I want to tell you how I took my cue from a former basketball player, to help me negotiate the tricky terrain of limbo and not get stuck too long, over this past week. Because I think you will understand where I am and how it feels, when one cannot resume training due to injury.
I first wrote about limbo, in my second blog post (“More about Why I Love Ultras”), referring to the place one finds yourself in after the successful completion of an event. Ahem, today I am writing about a different kind of limbo, a place with no euphoric high. This is where I found myself this week, after my less-than-successful attempt at a 100 miler last weekend…if you like you can read all about that experience in my previous two posts.
Coping with injury is the hardest part of training. How ironic, that not training, can be the hardest part of training? It is a bit (or a lot) depressing and frustrating to sit on the sideline and watch others train, while you can feel your hard earned fitness going into decline, all of this without the mental boost of exercise induced endorphin highs.
So this week I was putting some spare time to good use and read up on the successes of Michael Jordan (MJ), the American former professional basketball player and entrepreneur.
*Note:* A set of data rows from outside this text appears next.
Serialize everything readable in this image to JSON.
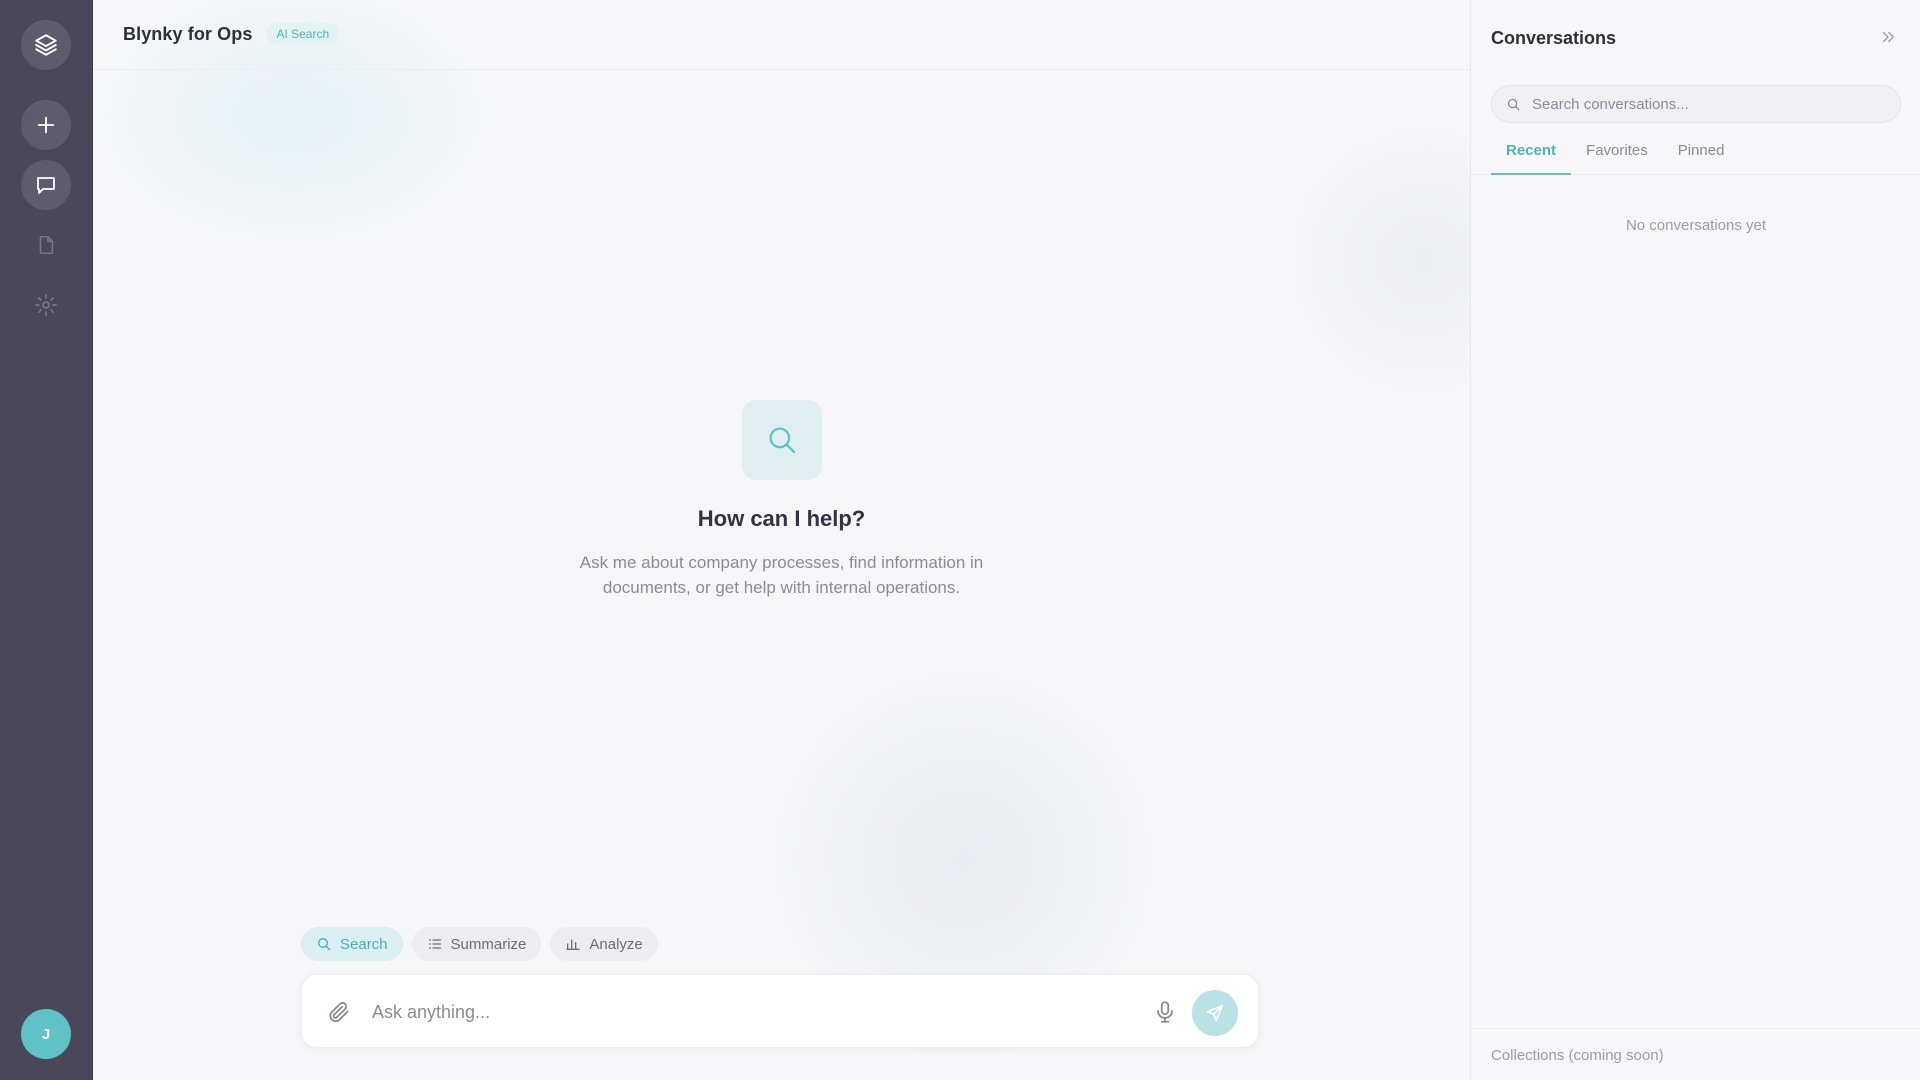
{
  "header": {
    "app_title": "Blynky for Ops",
    "badge": "AI Search"
  },
  "sidebar": {
    "items": [
      {
        "name": "logo",
        "icon": "layers-icon"
      },
      {
        "name": "new-chat",
        "icon": "plus-icon"
      },
      {
        "name": "chats",
        "icon": "chat-bubble-icon"
      },
      {
        "name": "documents",
        "icon": "document-icon"
      },
      {
        "name": "settings",
        "icon": "sun-gear-icon"
      }
    ],
    "avatar_initial": "J"
  },
  "welcome": {
    "title": "How can I help?",
    "subtitle": "Ask me about company processes, find information in documents, or get help with internal operations."
  },
  "modes": [
    {
      "label": "Search",
      "icon": "search-icon",
      "active": true
    },
    {
      "label": "Summarize",
      "icon": "list-icon",
      "active": false
    },
    {
      "label": "Analyze",
      "icon": "bar-chart-icon",
      "active": false
    }
  ],
  "composer": {
    "placeholder": "Ask anything...",
    "value": ""
  },
  "conversations": {
    "title": "Conversations",
    "search_placeholder": "Search conversations...",
    "tabs": [
      {
        "label": "Recent",
        "active": true
      },
      {
        "label": "Favorites",
        "active": false
      },
      {
        "label": "Pinned",
        "active": false
      }
    ],
    "empty_text": "No conversations yet",
    "footer": "Collections (coming soon)"
  },
  "colors": {
    "accent": "#5fc2c6",
    "rail": "#4a4858",
    "background": "#f6f6f9"
  }
}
Well, old MJ’s quotes gave me the get-up-and-go, to get the hell out of limbo!
Try as hard as you like, after an unsuccessful experience, failure keeps popping up in the mind, sometimes at the most unwelcome moments. So the most important thing to remember is that every event, good or bad, brings opportunities and you can choose what to make of it. Failure is not a tangible thing and we don’t have to make it real, failure is a figment of our imagination. When I felt down, I called on the first in my arsenal of three MJ quotes: “I’ve failed over and over and over again in my life and that is why I succeed.”
My second MJ quote, reminded me of the importance of having a fallback strategy in store, which instantaneously will give you direction and support, when you get injured: “If you’re trying to achieve, there will be roadblocks. I’ve had them; everybody has had them. But obstacles don’t have to stop you. If you run into a wall, don’t turn around and give up. Figure out how to climb it, go through it, or work around it.”
Let’s take a look at my “roadblock” plan:
1. Healing and recovery:
Initially adopt RICE (rest, ice, compression and elevation). Build a relationship with a reputable therapist (a physiotherapist or the like), who will offer treatment and suggest rehabilitation exercises.
2. Maintain a positive mental attitude:
Acknowledge, accept and respect the injury and your body. Spoil yourself and be lazy for a change, do things you enjoy like sleeping late, socializing late, go for a massage or a movie. Buy a book or DVD on a role model that will inspire you.
This can be tricky as many of us look to our favourite foods for comfort and while a little is fine, we easily cross the line to binge eating and that just makes one feel worse. Reduce your calorie intake, to match the drop in energy expenditure when training seizes. Focus on fresh, high quality ingredients and emphasise unprocessed, alkaline foods. Balance carbohydrates, proteins and good fats appropriately. The role of quality nutrition and adequate hydration are often under estimated in boosting the body and mind during recovery. Spread these foods over small, regular meals which will be easy on the digestive system and so boost the immune system and the body’s self-healing capabilities.
Take inventory of what you can do, be it cycling, swimming, floor exercises or strength training. You will find that cross-training delivers countless benefits like improved mobility and balance, improved posture, decreased risk of injury, increased bone density and a boost to self-confidence and body image, thus reducing the risk of injury related blues clouding your day. Often we neglect cross-training, due to time constraints.
Today I end off with the last of my three MJ quotes. Carry these seven short, light words with you wherever you go, in good or bad times: Just play. Have fun. Enjoy the game.”
Happy running, see you on the trails soon.